* Task item
The output should be all lines of the entries below in which the word "content" occurs.

* Dataset excerpts
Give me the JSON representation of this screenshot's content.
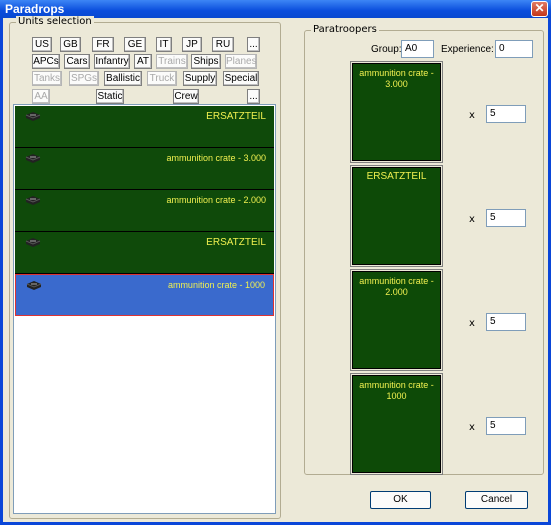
{
  "window": {
    "title": "Paradrops"
  },
  "units_selection": {
    "title": "Units selection",
    "row1": [
      {
        "label": "US",
        "enabled": true
      },
      {
        "label": "GB",
        "enabled": true
      },
      {
        "label": "FR",
        "enabled": true
      },
      {
        "label": "GE",
        "enabled": true
      },
      {
        "label": "IT",
        "enabled": true
      },
      {
        "label": "JP",
        "enabled": true
      },
      {
        "label": "RU",
        "enabled": true
      },
      {
        "label": "...",
        "enabled": true
      }
    ],
    "row2": [
      {
        "label": "APCs",
        "enabled": true
      },
      {
        "label": "Cars",
        "enabled": true
      },
      {
        "label": "Infantry",
        "enabled": true
      },
      {
        "label": "AT",
        "enabled": true
      },
      {
        "label": "Trains",
        "enabled": false
      },
      {
        "label": "Ships",
        "enabled": true
      },
      {
        "label": "Planes",
        "enabled": false
      }
    ],
    "row3": [
      {
        "label": "Tanks",
        "enabled": false
      },
      {
        "label": "SPGs",
        "enabled": false
      },
      {
        "label": "Ballistic",
        "enabled": true
      },
      {
        "label": "Truck",
        "enabled": false
      },
      {
        "label": "Supply",
        "enabled": true
      },
      {
        "label": "Special",
        "enabled": true
      }
    ],
    "row4": [
      {
        "label": "AA",
        "enabled": false
      },
      {
        "label": "Static",
        "enabled": true
      },
      {
        "label": "Crew",
        "enabled": true
      },
      {
        "label": "...",
        "enabled": true
      }
    ],
    "units": [
      {
        "name": "ERSATZTEIL",
        "icon": "crate-icon",
        "selected": false
      },
      {
        "name": "ammunition crate - 3.000",
        "icon": "crate-icon",
        "selected": false
      },
      {
        "name": "ammunition crate - 2.000",
        "icon": "crate-icon",
        "selected": false
      },
      {
        "name": "ERSATZTEIL",
        "icon": "crate-icon",
        "selected": false
      },
      {
        "name": "ammunition crate - 1000",
        "icon": "crate-icon",
        "selected": true
      }
    ]
  },
  "paratroopers": {
    "title": "Paratroopers",
    "group_label": "Group:",
    "group_value": "A0",
    "experience_label": "Experience:",
    "experience_value": "0",
    "multiplier_label": "x",
    "cargo": [
      {
        "name": "ammunition crate - 3.000",
        "count": "5"
      },
      {
        "name": "ERSATZTEIL",
        "count": "5"
      },
      {
        "name": "ammunition crate - 2.000",
        "count": "5"
      },
      {
        "name": "ammunition crate - 1000",
        "count": "5"
      }
    ]
  },
  "buttons": {
    "ok": "OK",
    "cancel": "Cancel"
  },
  "colors": {
    "unit_bg": "#0f4a0a",
    "unit_selected_bg": "#3a6acd",
    "unit_text": "#f0f050",
    "titlebar": "#0a4ddc"
  }
}
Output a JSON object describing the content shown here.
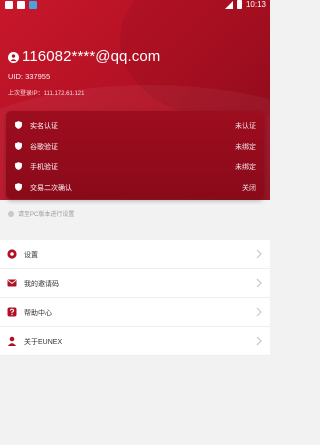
{
  "status_bar": {
    "time": "10:13"
  },
  "profile": {
    "email": "116082****@qq.com",
    "uid": "UID: 337955",
    "last_ip": "上次登录IP：111.172.61.121"
  },
  "security": {
    "items": [
      {
        "label": "实名认证",
        "status": "未认证"
      },
      {
        "label": "谷歌验证",
        "status": "未绑定"
      },
      {
        "label": "手机验证",
        "status": "未绑定"
      },
      {
        "label": "交易二次确认",
        "status": "关闭"
      }
    ]
  },
  "notice": "请至PC版本进行设置",
  "menu": {
    "items": [
      {
        "label": "设置",
        "icon": "gear-icon"
      },
      {
        "label": "我的邀请码",
        "icon": "mail-icon"
      },
      {
        "label": "帮助中心",
        "icon": "help-icon"
      },
      {
        "label": "关于EUNEX",
        "icon": "person-icon"
      }
    ]
  },
  "colors": {
    "accent": "#b01023",
    "card": "#8a0a1a",
    "background": "#f2f2f2"
  }
}
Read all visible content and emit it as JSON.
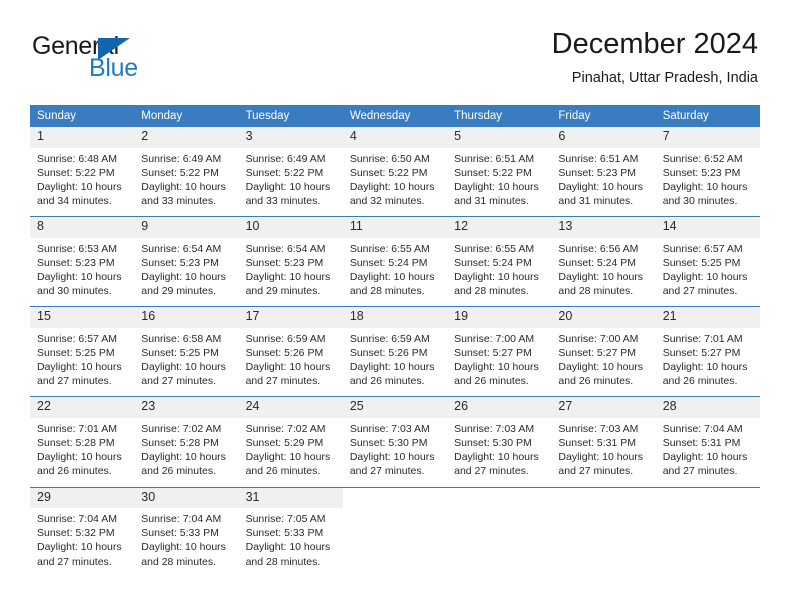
{
  "brand": {
    "name_top": "General",
    "name_bottom": "Blue",
    "triangle_color": "#1266ad",
    "blue_text_color": "#1f7ac4"
  },
  "header": {
    "title": "December 2024",
    "subtitle": "Pinahat, Uttar Pradesh, India"
  },
  "theme": {
    "header_row_bg": "#3a7cc0",
    "day_number_bg": "#f0f0f0",
    "divider_color": "#3a7cc0",
    "text_color": "#2b2b2b"
  },
  "weekdays": [
    "Sunday",
    "Monday",
    "Tuesday",
    "Wednesday",
    "Thursday",
    "Friday",
    "Saturday"
  ],
  "weeks": [
    [
      {
        "day": "1",
        "sunrise": "Sunrise: 6:48 AM",
        "sunset": "Sunset: 5:22 PM",
        "daylight_line1": "Daylight: 10 hours",
        "daylight_line2": "and 34 minutes."
      },
      {
        "day": "2",
        "sunrise": "Sunrise: 6:49 AM",
        "sunset": "Sunset: 5:22 PM",
        "daylight_line1": "Daylight: 10 hours",
        "daylight_line2": "and 33 minutes."
      },
      {
        "day": "3",
        "sunrise": "Sunrise: 6:49 AM",
        "sunset": "Sunset: 5:22 PM",
        "daylight_line1": "Daylight: 10 hours",
        "daylight_line2": "and 33 minutes."
      },
      {
        "day": "4",
        "sunrise": "Sunrise: 6:50 AM",
        "sunset": "Sunset: 5:22 PM",
        "daylight_line1": "Daylight: 10 hours",
        "daylight_line2": "and 32 minutes."
      },
      {
        "day": "5",
        "sunrise": "Sunrise: 6:51 AM",
        "sunset": "Sunset: 5:22 PM",
        "daylight_line1": "Daylight: 10 hours",
        "daylight_line2": "and 31 minutes."
      },
      {
        "day": "6",
        "sunrise": "Sunrise: 6:51 AM",
        "sunset": "Sunset: 5:23 PM",
        "daylight_line1": "Daylight: 10 hours",
        "daylight_line2": "and 31 minutes."
      },
      {
        "day": "7",
        "sunrise": "Sunrise: 6:52 AM",
        "sunset": "Sunset: 5:23 PM",
        "daylight_line1": "Daylight: 10 hours",
        "daylight_line2": "and 30 minutes."
      }
    ],
    [
      {
        "day": "8",
        "sunrise": "Sunrise: 6:53 AM",
        "sunset": "Sunset: 5:23 PM",
        "daylight_line1": "Daylight: 10 hours",
        "daylight_line2": "and 30 minutes."
      },
      {
        "day": "9",
        "sunrise": "Sunrise: 6:54 AM",
        "sunset": "Sunset: 5:23 PM",
        "daylight_line1": "Daylight: 10 hours",
        "daylight_line2": "and 29 minutes."
      },
      {
        "day": "10",
        "sunrise": "Sunrise: 6:54 AM",
        "sunset": "Sunset: 5:23 PM",
        "daylight_line1": "Daylight: 10 hours",
        "daylight_line2": "and 29 minutes."
      },
      {
        "day": "11",
        "sunrise": "Sunrise: 6:55 AM",
        "sunset": "Sunset: 5:24 PM",
        "daylight_line1": "Daylight: 10 hours",
        "daylight_line2": "and 28 minutes."
      },
      {
        "day": "12",
        "sunrise": "Sunrise: 6:55 AM",
        "sunset": "Sunset: 5:24 PM",
        "daylight_line1": "Daylight: 10 hours",
        "daylight_line2": "and 28 minutes."
      },
      {
        "day": "13",
        "sunrise": "Sunrise: 6:56 AM",
        "sunset": "Sunset: 5:24 PM",
        "daylight_line1": "Daylight: 10 hours",
        "daylight_line2": "and 28 minutes."
      },
      {
        "day": "14",
        "sunrise": "Sunrise: 6:57 AM",
        "sunset": "Sunset: 5:25 PM",
        "daylight_line1": "Daylight: 10 hours",
        "daylight_line2": "and 27 minutes."
      }
    ],
    [
      {
        "day": "15",
        "sunrise": "Sunrise: 6:57 AM",
        "sunset": "Sunset: 5:25 PM",
        "daylight_line1": "Daylight: 10 hours",
        "daylight_line2": "and 27 minutes."
      },
      {
        "day": "16",
        "sunrise": "Sunrise: 6:58 AM",
        "sunset": "Sunset: 5:25 PM",
        "daylight_line1": "Daylight: 10 hours",
        "daylight_line2": "and 27 minutes."
      },
      {
        "day": "17",
        "sunrise": "Sunrise: 6:59 AM",
        "sunset": "Sunset: 5:26 PM",
        "daylight_line1": "Daylight: 10 hours",
        "daylight_line2": "and 27 minutes."
      },
      {
        "day": "18",
        "sunrise": "Sunrise: 6:59 AM",
        "sunset": "Sunset: 5:26 PM",
        "daylight_line1": "Daylight: 10 hours",
        "daylight_line2": "and 26 minutes."
      },
      {
        "day": "19",
        "sunrise": "Sunrise: 7:00 AM",
        "sunset": "Sunset: 5:27 PM",
        "daylight_line1": "Daylight: 10 hours",
        "daylight_line2": "and 26 minutes."
      },
      {
        "day": "20",
        "sunrise": "Sunrise: 7:00 AM",
        "sunset": "Sunset: 5:27 PM",
        "daylight_line1": "Daylight: 10 hours",
        "daylight_line2": "and 26 minutes."
      },
      {
        "day": "21",
        "sunrise": "Sunrise: 7:01 AM",
        "sunset": "Sunset: 5:27 PM",
        "daylight_line1": "Daylight: 10 hours",
        "daylight_line2": "and 26 minutes."
      }
    ],
    [
      {
        "day": "22",
        "sunrise": "Sunrise: 7:01 AM",
        "sunset": "Sunset: 5:28 PM",
        "daylight_line1": "Daylight: 10 hours",
        "daylight_line2": "and 26 minutes."
      },
      {
        "day": "23",
        "sunrise": "Sunrise: 7:02 AM",
        "sunset": "Sunset: 5:28 PM",
        "daylight_line1": "Daylight: 10 hours",
        "daylight_line2": "and 26 minutes."
      },
      {
        "day": "24",
        "sunrise": "Sunrise: 7:02 AM",
        "sunset": "Sunset: 5:29 PM",
        "daylight_line1": "Daylight: 10 hours",
        "daylight_line2": "and 26 minutes."
      },
      {
        "day": "25",
        "sunrise": "Sunrise: 7:03 AM",
        "sunset": "Sunset: 5:30 PM",
        "daylight_line1": "Daylight: 10 hours",
        "daylight_line2": "and 27 minutes."
      },
      {
        "day": "26",
        "sunrise": "Sunrise: 7:03 AM",
        "sunset": "Sunset: 5:30 PM",
        "daylight_line1": "Daylight: 10 hours",
        "daylight_line2": "and 27 minutes."
      },
      {
        "day": "27",
        "sunrise": "Sunrise: 7:03 AM",
        "sunset": "Sunset: 5:31 PM",
        "daylight_line1": "Daylight: 10 hours",
        "daylight_line2": "and 27 minutes."
      },
      {
        "day": "28",
        "sunrise": "Sunrise: 7:04 AM",
        "sunset": "Sunset: 5:31 PM",
        "daylight_line1": "Daylight: 10 hours",
        "daylight_line2": "and 27 minutes."
      }
    ],
    [
      {
        "day": "29",
        "sunrise": "Sunrise: 7:04 AM",
        "sunset": "Sunset: 5:32 PM",
        "daylight_line1": "Daylight: 10 hours",
        "daylight_line2": "and 27 minutes."
      },
      {
        "day": "30",
        "sunrise": "Sunrise: 7:04 AM",
        "sunset": "Sunset: 5:33 PM",
        "daylight_line1": "Daylight: 10 hours",
        "daylight_line2": "and 28 minutes."
      },
      {
        "day": "31",
        "sunrise": "Sunrise: 7:05 AM",
        "sunset": "Sunset: 5:33 PM",
        "daylight_line1": "Daylight: 10 hours",
        "daylight_line2": "and 28 minutes."
      },
      {
        "day": "",
        "sunrise": "",
        "sunset": "",
        "daylight_line1": "",
        "daylight_line2": ""
      },
      {
        "day": "",
        "sunrise": "",
        "sunset": "",
        "daylight_line1": "",
        "daylight_line2": ""
      },
      {
        "day": "",
        "sunrise": "",
        "sunset": "",
        "daylight_line1": "",
        "daylight_line2": ""
      },
      {
        "day": "",
        "sunrise": "",
        "sunset": "",
        "daylight_line1": "",
        "daylight_line2": ""
      }
    ]
  ]
}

* Problem solution
Give me the JSON representation of this screenshot's content.
Output a JSON object describing the content shown here.
Read all visible content and emit it as JSON.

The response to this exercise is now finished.